The China that beat the Japanese and the nationalists is unable to adopt a development model of its own. The scars of the war hinder the willingness to pursue a social experiment to couple Chinese uniqueness with a new political system. China is too weak to take action towards independence and socialism. It is not only the devastation wrought by the war and the decade of Japanese occupation that deny China autonomous growth; there is also the enormous weight of the classic symptoms of underdevelopment. A multifaceted grip of backwardness that enshrouds the country, in much the same was as it happens with other nations that have been victims of conflict and colonization. The country is victorious atop a mountain of rubble and remains. There is no industrial network, save for a few enclaves along the coast. There is no consolidated entrepreneurial class, and the capitalists are not an expression of the managerial class, but of the bourgeois “compradora” that prospered from the foreign presence. Many of its representatives had already fled to Hong Kong before the proclamation of the People’s Republic. The countryside was devoid of all but the most basic mechanization, and the land was parceled out or uncultivated, crippled by lack of both water and electricity. Basic nutritional needs were not being met, and connections between the countryside and cities were dramatically insufficient. The entire economy was still unmonetized and functioned via barter or direct consumption of goods produced. China in general was a poor and peasant nation, where the industrial mentality was still unknown; a factory schedule was completely alien to people who measured the passing of time by the traversing of the sun. The relationship with nature, the alternation of the seasonal cycle to grow better crops, was a poor match for the needs of the country. These needs can be boiled down into two basic necessities: a rapid and effective reconstruction, and the edification of a socialist society. The Chinese governing class was aware that both needs were inextricably linked, and the disagreement hinged on how much importance to assign to either one. This led to the adoption of different models, but did not initially allow for the adoption of national measures.

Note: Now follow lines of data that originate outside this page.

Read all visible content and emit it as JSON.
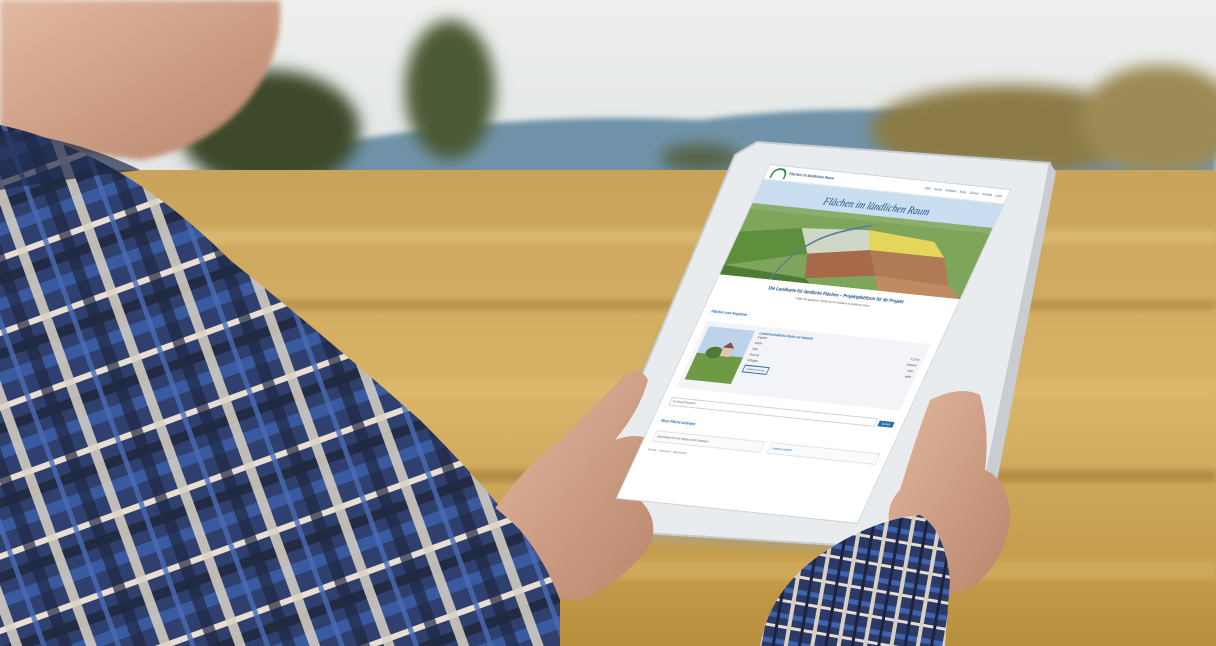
{
  "screen": {
    "logo_text": "Flächen im ländlichen Raum",
    "nav": [
      "Start",
      "Suche",
      "Anbieten",
      "Karte",
      "Service",
      "Kontakt",
      "Login"
    ],
    "hero_title": "Flächen im ländlichen Raum",
    "intro_title": "Die Landkarte für ländliche Flächen – Projektplattform für Ihr Projekt",
    "intro_text": "Finden Sie geeignete Flächen für Ihr Vorhaben im ländlichen Raum.",
    "section_link": "Flächen und Angebote",
    "card": {
      "title": "Landwirtschaftliche Fläche mit Hofstelle",
      "subtitle": "Angebot",
      "rows": [
        {
          "label": "Größe",
          "value": "12,5 ha"
        },
        {
          "label": "Lage",
          "value": "Ortsrand"
        },
        {
          "label": "Nutzung",
          "value": "Acker"
        },
        {
          "label": "Verfügbar",
          "value": "sofort"
        }
      ],
      "button": "Details ansehen"
    },
    "search_placeholder": "Suchbegriff eingeben",
    "search_button": "Suchen",
    "form_heading": "Neue Fläche anbieten",
    "form_text": "Beschreiben Sie Ihre Fläche und Ihr Vorhaben.",
    "form_link": "Angebot erstellen",
    "footer": "Kontakt · Impressum · Datenschutz"
  }
}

From 1949 to 1958, China essentially copied –better yet: was inspired by –the Soviet model. The first phases were dedicated to the consolidation of the country, and the first five-year plan was launched in 1955. The administrative and regulatory production of those first few years was impressive and earthshattering. Ancient medieval traditions were abolished and a preliminary state reorganization was started. The size of the country and its underdevelopment gave the impression of a nearly impossible task. All of this was set in an international constellation of tension and conflict: war in Korea, anticolonial stirrings in Asia, and the political paralysis of the Cold War. China had no choice but to follow the Soviet model, and Moscow’s domination of the international Communist movement did not allow deviations. The successes of the USSR, the prestige of having conquered the Nazis, and Stalin’s supreme power all imposed a model that had been implemented with success. When China decided to “learn from the Soviet Union,” it chose more out of necessity than free will. In a world at ideological odds, the alignment came through inertia, as if it was just in the natural order of things. It was a selection of the “eastern” method, shored up by more pragmatic considerations: geographical proximity and availability of Soviet assistance such as resources, managers, technicians, and machinery. Only some years after the celebration of Socialist brotherhood would the Soviet experience be reconsidered and the front began to crack, but not only for this reason was China then forced to choose a “western” model.